__YOUR TASK__:
Output every entry exactly, without any pictures.

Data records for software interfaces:
************

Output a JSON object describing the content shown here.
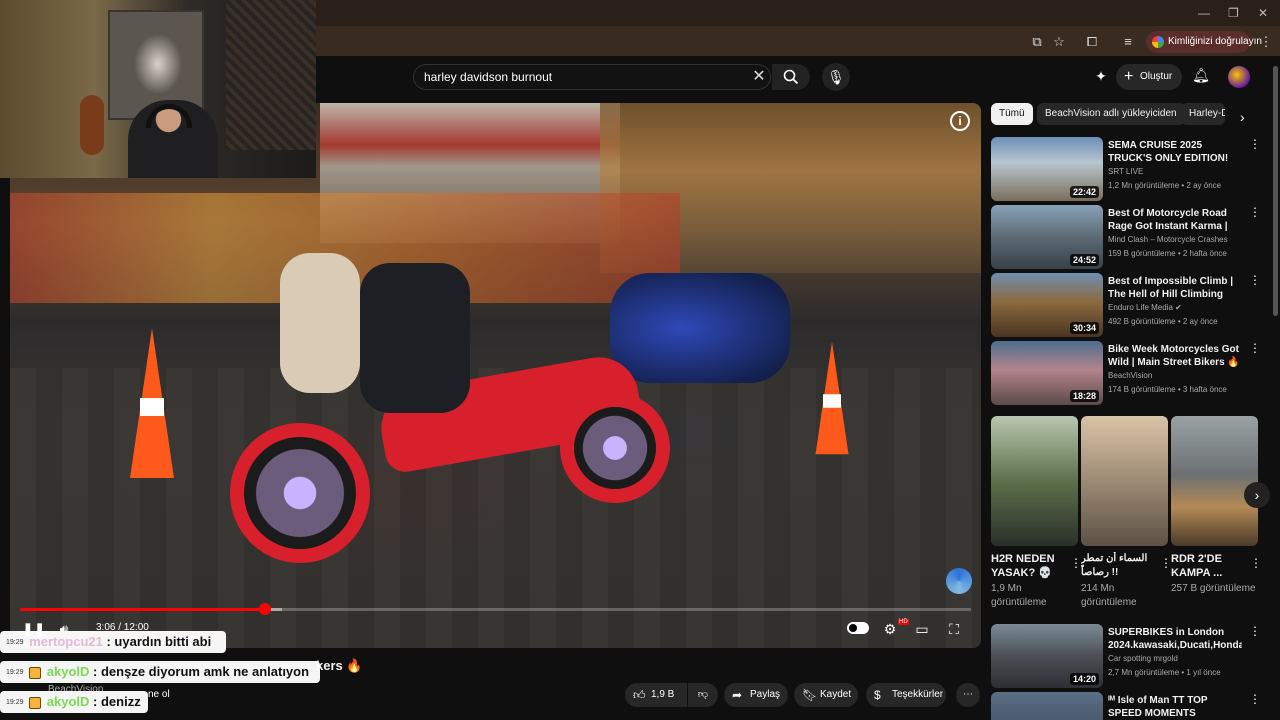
{
  "browser": {
    "window_controls": [
      "—",
      "❐",
      "✕"
    ],
    "verify_label": "Kimliğinizi doğrulayın"
  },
  "header": {
    "search_value": "harley davidson burnout",
    "create_label": "Oluştur"
  },
  "player": {
    "time": "3:06 / 12:00",
    "progress_fraction": 0.258,
    "buffer_fraction": 0.276
  },
  "video": {
    "title_tail": "kers 🔥",
    "channel": "BeachVision",
    "subscribe_tail": "ne ol",
    "like_count": "1,9 B",
    "share_label": "Paylaş",
    "save_label": "Kaydet",
    "thanks_label": "Teşekkürler"
  },
  "chat": [
    {
      "time": "19:29",
      "user": "mertopcu21",
      "user_color": "#e8b7d8",
      "message": ": uyardın bitti abi",
      "badge": false
    },
    {
      "time": "19:29",
      "user": "akyolD",
      "user_color": "#7ed957",
      "message": ": denşze diyorum amk ne anlatıyon",
      "badge": true
    },
    {
      "time": "19:29",
      "user": "akyolD",
      "user_color": "#7ed957",
      "message": ": denizz",
      "badge": true
    }
  ],
  "sidebar": {
    "chips": [
      "Tümü",
      "BeachVision adlı yükleyiciden",
      "Harley-D"
    ],
    "videos": [
      {
        "title": "SEMA CRUISE 2025 TRUCK'S ONLY EDITION!",
        "channel": "SRT LIVE",
        "meta": "1,2 Mn görüntüleme • 2 ay önce",
        "duration": "22:42"
      },
      {
        "title": "Best Of Motorcycle Road Rage Got Instant Karma | Motorcycl...",
        "channel": "Mind Clash – Motorcycle Crashes",
        "meta": "159 B görüntüleme • 2 hafta önce",
        "duration": "24:52"
      },
      {
        "title": "Best of Impossible Climb | The Hell of Hill Climbing",
        "channel": "Enduro Life Media ✔",
        "meta": "492 B görüntüleme • 2 ay önce",
        "duration": "30:34"
      },
      {
        "title": "Bike Week Motorcycles Got Wild | Main Street Bikers 🔥",
        "channel": "BeachVision",
        "meta": "174 B görüntüleme • 3 hafta önce",
        "duration": "18:28"
      }
    ],
    "shorts": [
      {
        "title": "H2R NEDEN YASAK? 💀",
        "views": "1,9 Mn görüntüleme"
      },
      {
        "title": "السماء أن تمطر رصاصاً !!",
        "views": "214 Mn görüntüleme"
      },
      {
        "title": "RDR 2'DE KAMPA ...",
        "views": "257 B görüntüleme"
      }
    ],
    "videos_after": [
      {
        "title": "SUPERBIKES in London 2024.kawasaki,Ducati,Honda,...",
        "channel": "Car spotting mrgold",
        "meta": "2,7 Mn görüntüleme • 1 yıl önce",
        "duration": "14:20"
      },
      {
        "title": "ᴵᴹ Isle of Man TT TOP SPEED MOMENTS",
        "channel": "",
        "meta": "",
        "duration": ""
      }
    ]
  }
}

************

__YOUR SOLUTION__:
Output a JSON object describing the content shown here.
{
  "browser": {
    "window_controls": [
      "—",
      "❐",
      "✕"
    ],
    "verify_label": "Kimliğinizi doğrulayın"
  },
  "header": {
    "search_value": "harley davidson burnout",
    "create_label": "Oluştur"
  },
  "player": {
    "time": "3:06 / 12:00",
    "progress_fraction": 0.258,
    "buffer_fraction": 0.276
  },
  "video": {
    "title_tail": "kers 🔥",
    "channel": "BeachVision",
    "subscribe_tail": "ne ol",
    "like_count": "1,9 B",
    "share_label": "Paylaş",
    "save_label": "Kaydet",
    "thanks_label": "Teşekkürler"
  },
  "chat": [
    {
      "time": "19:29",
      "user": "mertopcu21",
      "user_color": "#e8b7d8",
      "message": ": uyardın bitti abi",
      "badge": false
    },
    {
      "time": "19:29",
      "user": "akyolD",
      "user_color": "#7ed957",
      "message": ": denşze diyorum amk ne anlatıyon",
      "badge": true
    },
    {
      "time": "19:29",
      "user": "akyolD",
      "user_color": "#7ed957",
      "message": ": denizz",
      "badge": true
    }
  ],
  "sidebar": {
    "chips": [
      "Tümü",
      "BeachVision adlı yükleyiciden",
      "Harley-D"
    ],
    "videos": [
      {
        "title": "SEMA CRUISE 2025 TRUCK'S ONLY EDITION!",
        "channel": "SRT LIVE",
        "meta": "1,2 Mn görüntüleme • 2 ay önce",
        "duration": "22:42"
      },
      {
        "title": "Best Of Motorcycle Road Rage Got Instant Karma | Motorcycl...",
        "channel": "Mind Clash – Motorcycle Crashes",
        "meta": "159 B görüntüleme • 2 hafta önce",
        "duration": "24:52"
      },
      {
        "title": "Best of Impossible Climb | The Hell of Hill Climbing",
        "channel": "Enduro Life Media ✔",
        "meta": "492 B görüntüleme • 2 ay önce",
        "duration": "30:34"
      },
      {
        "title": "Bike Week Motorcycles Got Wild | Main Street Bikers 🔥",
        "channel": "BeachVision",
        "meta": "174 B görüntüleme • 3 hafta önce",
        "duration": "18:28"
      }
    ],
    "shorts": [
      {
        "title": "H2R NEDEN YASAK? 💀",
        "views": "1,9 Mn görüntüleme"
      },
      {
        "title": "السماء أن تمطر رصاصاً !!",
        "views": "214 Mn görüntüleme"
      },
      {
        "title": "RDR 2'DE KAMPA ...",
        "views": "257 B görüntüleme"
      }
    ],
    "videos_after": [
      {
        "title": "SUPERBIKES in London 2024.kawasaki,Ducati,Honda,...",
        "channel": "Car spotting mrgold",
        "meta": "2,7 Mn görüntüleme • 1 yıl önce",
        "duration": "14:20"
      },
      {
        "title": "ᴵᴹ Isle of Man TT TOP SPEED MOMENTS",
        "channel": "",
        "meta": "",
        "duration": ""
      }
    ]
  }
}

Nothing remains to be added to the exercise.